Several months ago, in preparation for my reimagined film history, I decided to watch Dark Matter again. This was a picture that for the most part was shelved due to the proximity of its intended release to the Virginia Tech massacre. As the film depicts a disgruntled , ultimately violent Chinese graduate student, it's understandable that it would be in poor taste to have it playing in theaters after the shootings. It's too bad, as Dark Matter is a fine film, and one which I originally didn't quite understand why Meryl decided to join.
The story surrounds Chinese graduate student Liu Xing (played by Liu Ye) develops a dissertation on the theory of dark matter, a scientific model which in his mind explains how the universe works. Xing works under the tutelage of Professor Jacob Reiser (Aidan Quinn), and is acclimated to the American way of life by wealthy donor and Sinophile, Joanna Silver (Streep).
As Reiser begins to feel that Liu is getting a little too big for his britches, the promising young theorist is told to redo his calculations, is denied his doctorate and begins to lose control. Silver is looked to as a refuge, as she's championed his work, but even she cannot persuade the envious Reiser.
Liu goes on to shoot both Reiser and the other Chinese grad student whom Reiser and his colleagues favored. Again, far too similar to the tragedy at Virginia Tech to release in theaters around the same time.
Streep filmed this movie summer around June 2006, right as both The Devil Wears Prada and A Prairie Home Companion were released in theaters. No one knew how successful Prada was going to be, so Streep had her 2006 shooting schedule peppered with four supporting roles in non-Oscar bait. Although I'm sure she'd say Dark Matter was a good script, my hunch is that she was possibly drawn just as much by the prospect of learing T'ai chi and speaking a bit of Mandarin. When else would she have the opportunity to try an East Asian language?! Knowing her preparation tendencies, I'm guessing she became a master at the martial art and semi-fluent in Standard Chinese.

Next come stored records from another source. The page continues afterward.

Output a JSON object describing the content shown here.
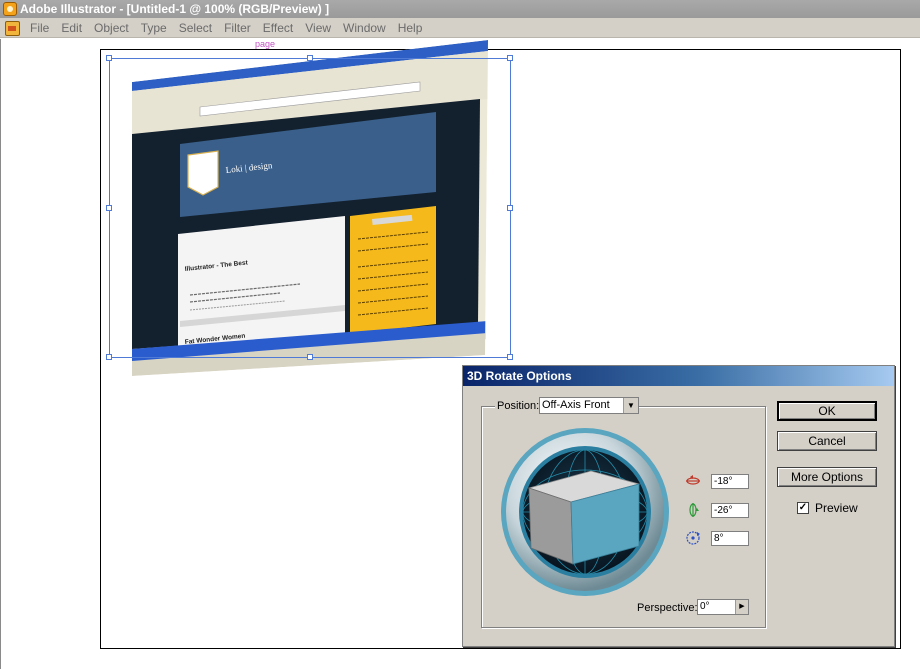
{
  "window": {
    "title": "Adobe Illustrator - [Untitled-1 @ 100% (RGB/Preview) ]"
  },
  "menu": {
    "items": [
      "File",
      "Edit",
      "Object",
      "Type",
      "Select",
      "Filter",
      "Effect",
      "View",
      "Window",
      "Help"
    ]
  },
  "artboard": {
    "page_label": "page"
  },
  "artwork": {
    "site_logo_text": "Loki | design",
    "post1_title": "Illustrator - The Best",
    "post2_title": "Fat Wonder Women"
  },
  "dialog": {
    "title": "3D Rotate Options",
    "position_label": "Position:",
    "position_value": "Off-Axis Front",
    "x_rotation": "-18°",
    "y_rotation": "-26°",
    "z_rotation": "8°",
    "perspective_label": "Perspective:",
    "perspective_value": "0°",
    "ok_label": "OK",
    "cancel_label": "Cancel",
    "more_options_label": "More Options",
    "preview_label": "Preview",
    "preview_checked": true
  },
  "colors": {
    "cube_front": "#5aa5bf",
    "cube_top": "#d9d9d9",
    "cube_side": "#9b9b9b",
    "site_header": "#3a5f8a",
    "site_sidebar": "#f6b91b"
  }
}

As a first-time director, Chen Shi-zeng did an ok job. With a budget of about $5, I'm sure it's challenging do everything one wants to onscreen. The acting is fantastic and it's actually a touching, yet tragic story of how a brilliant young man saw no solution but violence to deal with his professional rejection.